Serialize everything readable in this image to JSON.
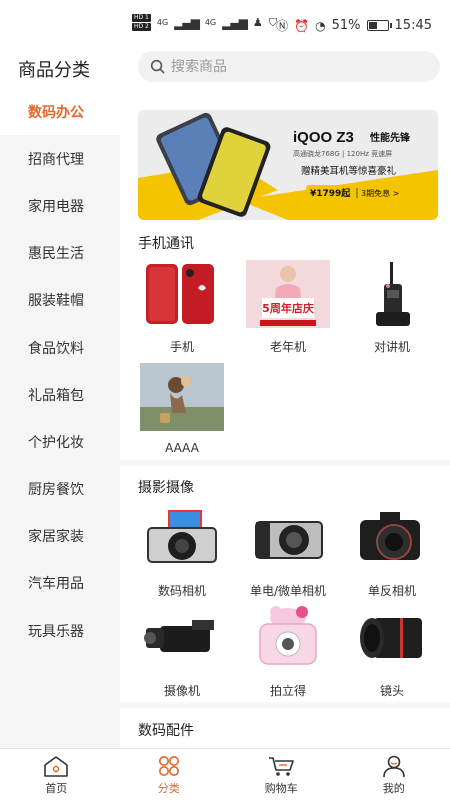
{
  "status_bar": {
    "hd1": "HD 1",
    "hd2": "HD 2",
    "net1": "4G",
    "net2": "4G",
    "battery_text": "51%",
    "battery_level": 0.51,
    "time": "15:45"
  },
  "header": {
    "title": "商品分类",
    "search_placeholder": "搜索商品"
  },
  "sidebar": {
    "items": [
      {
        "label": "数码办公"
      },
      {
        "label": "招商代理"
      },
      {
        "label": "家用电器"
      },
      {
        "label": "惠民生活"
      },
      {
        "label": "服装鞋帽"
      },
      {
        "label": "食品饮料"
      },
      {
        "label": "礼品箱包"
      },
      {
        "label": "个护化妆"
      },
      {
        "label": "厨房餐饮"
      },
      {
        "label": "家居家装"
      },
      {
        "label": "汽车用品"
      },
      {
        "label": "玩具乐器"
      }
    ]
  },
  "banner": {
    "brand": "iQOO Z3",
    "tagline": "性能先锋",
    "spec": "高通骁龙768G | 120Hz 竞速屏",
    "gift": "赠精美耳机等惊喜豪礼",
    "price": "¥1799起",
    "installment": "3期免息 >"
  },
  "sections": [
    {
      "title": "手机通讯",
      "items": [
        {
          "label": "手机",
          "icon": "red-phones-image"
        },
        {
          "label": "老年机",
          "icon": "anniversary-promo-image"
        },
        {
          "label": "对讲机",
          "icon": "walkie-talkie-image"
        },
        {
          "label": "AAAA",
          "icon": "cartoon-image"
        }
      ]
    },
    {
      "title": "摄影摄像",
      "items": [
        {
          "label": "数码相机",
          "icon": "digital-camera-image"
        },
        {
          "label": "单电/微单相机",
          "icon": "mirrorless-camera-image"
        },
        {
          "label": "单反相机",
          "icon": "dslr-camera-image"
        },
        {
          "label": "摄像机",
          "icon": "camcorder-image"
        },
        {
          "label": "拍立得",
          "icon": "instant-camera-image"
        },
        {
          "label": "镜头",
          "icon": "lens-image"
        }
      ]
    },
    {
      "title": "数码配件"
    }
  ],
  "promo_badge": {
    "line1": "5周年",
    "line2": "店庆"
  },
  "tabs": [
    {
      "label": "首页",
      "icon": "home-icon"
    },
    {
      "label": "分类",
      "icon": "category-icon"
    },
    {
      "label": "购物车",
      "icon": "cart-icon"
    },
    {
      "label": "我的",
      "icon": "profile-icon"
    }
  ],
  "colors": {
    "accent": "#e5682a",
    "banner_yellow": "#f5c400"
  }
}
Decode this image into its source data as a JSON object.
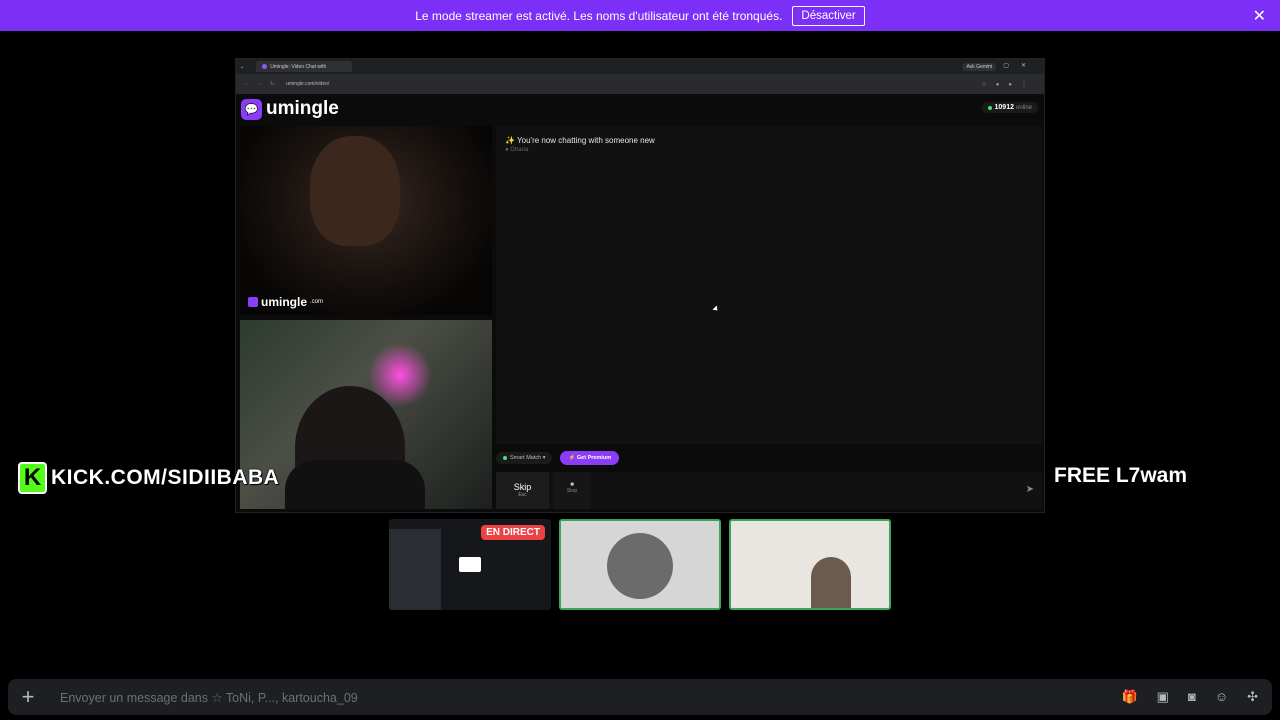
{
  "banner": {
    "text": "Le mode streamer est activé. Les noms d'utilisateur ont été tronqués.",
    "button": "Désactiver",
    "close": "✕"
  },
  "browser": {
    "tab_title": "Umingle: Video Chat with",
    "gemini": "Ask Gemini",
    "url": "umingle.com/video/"
  },
  "app": {
    "logo_text": "umingle",
    "online_count": "10912",
    "online_label": "online",
    "watermark": "umingle",
    "watermark_suffix": ".com",
    "chat_message": "You're now chatting with someone new",
    "chat_country": "Ghana",
    "smart_match": "Smart Match",
    "get_premium": "Get Premium",
    "skip_label": "Skip",
    "skip_key": "Esc",
    "stop_label": "Stop"
  },
  "overlay": {
    "kick_text": "KICK.COM/SIDIIBABA",
    "kick_logo": "K",
    "free_text": "FREE L7wam"
  },
  "thumbnails": {
    "live_badge": "EN DIRECT"
  },
  "message_bar": {
    "placeholder": "Envoyer un message dans ☆ ToNi, P..., kartoucha_09",
    "plus": "+"
  },
  "icons": [
    "plus-icon",
    "gift-icon",
    "gif-icon",
    "sticker-icon",
    "emoji-icon",
    "apps-icon"
  ]
}
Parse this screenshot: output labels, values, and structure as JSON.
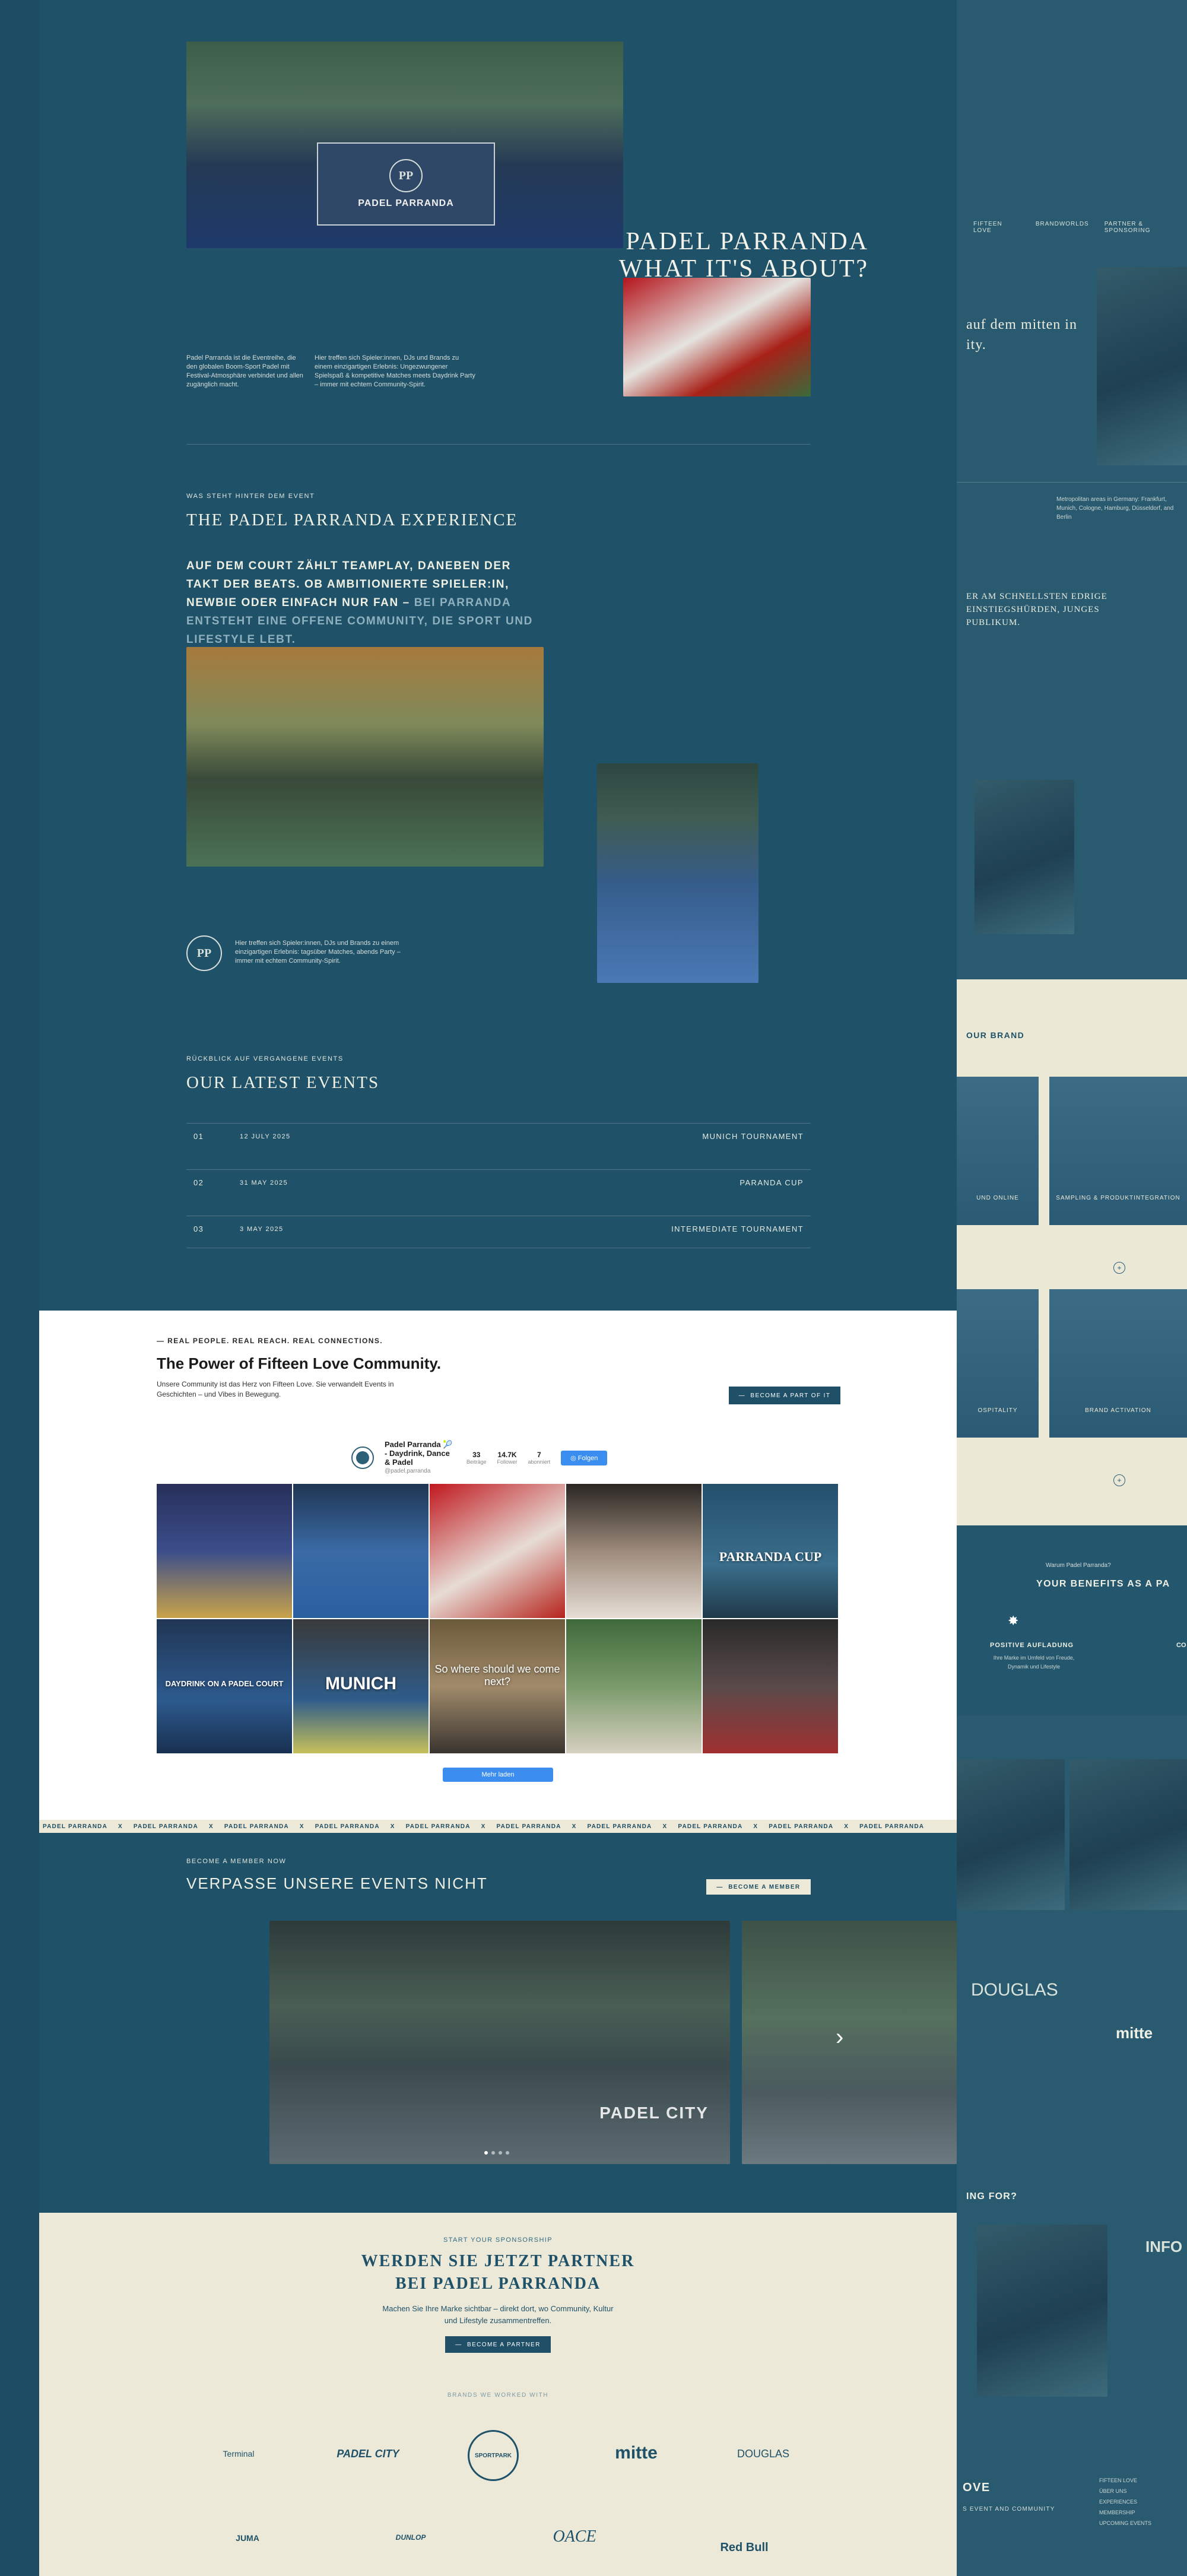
{
  "hero": {
    "title_line1": "PADEL PARRANDA",
    "title_line2": "WHAT IT'S ABOUT?",
    "banner_text": "PADEL PARRANDA",
    "text_left": "Padel Parranda ist die Eventreihe, die den globalen Boom-Sport Padel mit Festival-Atmosphäre verbindet und allen zugänglich macht.",
    "text_right": "Hier treffen sich Spieler:innen, DJs und Brands zu einem einzigartigen Erlebnis: Ungezwungener Spielspaß & kompetitive Matches meets Daydrink Party – immer mit echtem Community-Spirit."
  },
  "experience": {
    "eyebrow": "WAS STEHT HINTER DEM EVENT",
    "title": "THE PADEL PARRANDA EXPERIENCE",
    "quote": "AUF DEM COURT ZÄHLT TEAMPLAY, DANEBEN DER TAKT DER BEATS. OB AMBITIONIERTE SPIELER:IN, NEWBIE ODER EINFACH NUR FAN –",
    "quote_faded": "BEI PARRANDA ENTSTEHT EINE OFFENE COMMUNITY, DIE SPORT UND LIFESTYLE LEBT.",
    "seal_text": "PP",
    "seal_caption": "Hier treffen sich Spieler:innen, DJs und Brands zu einem einzigartigen Erlebnis: tagsüber Matches, abends Party – immer mit echtem Community-Spirit."
  },
  "events": {
    "eyebrow": "RÜCKBLICK AUF VERGANGENE EVENTS",
    "title": "OUR LATEST EVENTS",
    "rows": [
      {
        "num": "01",
        "date": "12 JULY 2025",
        "name": "MUNICH TOURNAMENT"
      },
      {
        "num": "02",
        "date": "31 MAY 2025",
        "name": "PARANDA CUP"
      },
      {
        "num": "03",
        "date": "3 MAY 2025",
        "name": "INTERMEDIATE TOURNAMENT"
      }
    ]
  },
  "community": {
    "eyebrow": "REAL PEOPLE. REAL REACH. REAL CONNECTIONS.",
    "title": "The Power of Fifteen Love Community.",
    "desc": "Unsere Community ist das Herz von Fifteen Love. Sie verwandelt Events in Geschichten – und Vibes in Bewegung.",
    "cta": "BECOME A PART OF IT",
    "profile_name": "Padel Parranda 🎾 - Daydrink, Dance & Padel",
    "profile_handle": "@padel.parranda",
    "posts_value": "33",
    "posts_label": "Beiträge",
    "followers_value": "14.7K",
    "followers_label": "Follower",
    "following_value": "7",
    "following_label": "abonniert",
    "follow_label": "Folgen",
    "grid_captions": [
      "",
      "",
      "",
      "",
      "PARRANDA CUP",
      "DAYDRINK ON A PADEL COURT",
      "MUNICH",
      "So where should we come next?",
      "",
      ""
    ],
    "more_label": "Mehr laden"
  },
  "marquee": {
    "items": [
      "PADEL PARRANDA",
      "X",
      "PADEL PARRANDA",
      "X",
      "PADEL PARRANDA",
      "X",
      "PADEL PARRANDA",
      "X",
      "PADEL PARRANDA",
      "X",
      "PADEL PARRANDA",
      "X",
      "PADEL PARRANDA",
      "X",
      "PADEL PARRANDA",
      "X",
      "PADEL PARRANDA",
      "X",
      "PADEL PARRANDA"
    ]
  },
  "member": {
    "eyebrow": "BECOME A MEMBER NOW",
    "title": "VERPASSE UNSERE EVENTS NICHT",
    "cta": "BECOME A MEMBER",
    "slide_caption": "PADEL CITY",
    "next_icon": "chevron-right-icon"
  },
  "sponsor": {
    "eyebrow": "START YOUR SPONSORSHIP",
    "title_line1": "WERDEN SIE JETZT PARTNER",
    "title_line2": "BEI PADEL PARRANDA",
    "desc_line1": "Machen Sie Ihre Marke sichtbar – direkt dort, wo Community, Kultur",
    "desc_line2": "und Lifestyle zusammentreffen.",
    "cta": "BECOME A PARTNER",
    "worked_with": "BRANDS WE WORKED WITH",
    "logos": [
      "Terminal",
      "PADEL CITY",
      "SPORTPARK",
      "mitte",
      "DOUGLAS",
      "JUMA",
      "DUNLOP",
      "OACE",
      "Red Bull"
    ]
  },
  "ghost": {
    "nav": [
      "FIFTEEN LOVE",
      "BRANDWORLDS",
      "PARTNER & SPONSORING"
    ],
    "heading": "auf dem mitten in ity.",
    "cities": "Metropolitan areas in Germany: Frankfurt, Munich, Cologne, Hamburg, Düsseldorf, and Berlin",
    "audience": "ER AM SCHNELLSTEN EDRIGE EINSTIEGSHÜRDEN, JUNGES PUBLIKUM.",
    "brand_label": "OUR BRAND",
    "tiles": [
      "UND ONLINE",
      "SAMPLING & PRODUKTINTEGRATION",
      "OSPITALITY",
      "BRAND ACTIVATION"
    ],
    "benefits_eyebrow": "Warum Padel Parranda?",
    "benefits_title": "YOUR BENEFITS AS A PA",
    "benefit_1": "POSITIVE AUFLADUNG",
    "benefit_1_text": "Ihre Marke im Umfeld von Freude, Dynamik und Lifestyle",
    "benefit_2": "CO",
    "ghost_logo_1": "DOUGLAS",
    "ghost_logo_2": "mitte",
    "looking_for": "ING FOR?",
    "info_label": "INFO",
    "footer_love": "OVE",
    "footer_event": "S EVENT AND COMMUNITY",
    "footer_links": [
      "FIFTEEN LOVE",
      "ÜBER UNS",
      "EXPERIENCES",
      "MEMBERSHIP",
      "UPCOMING EVENTS"
    ]
  }
}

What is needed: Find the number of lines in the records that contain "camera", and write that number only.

Your solution: 4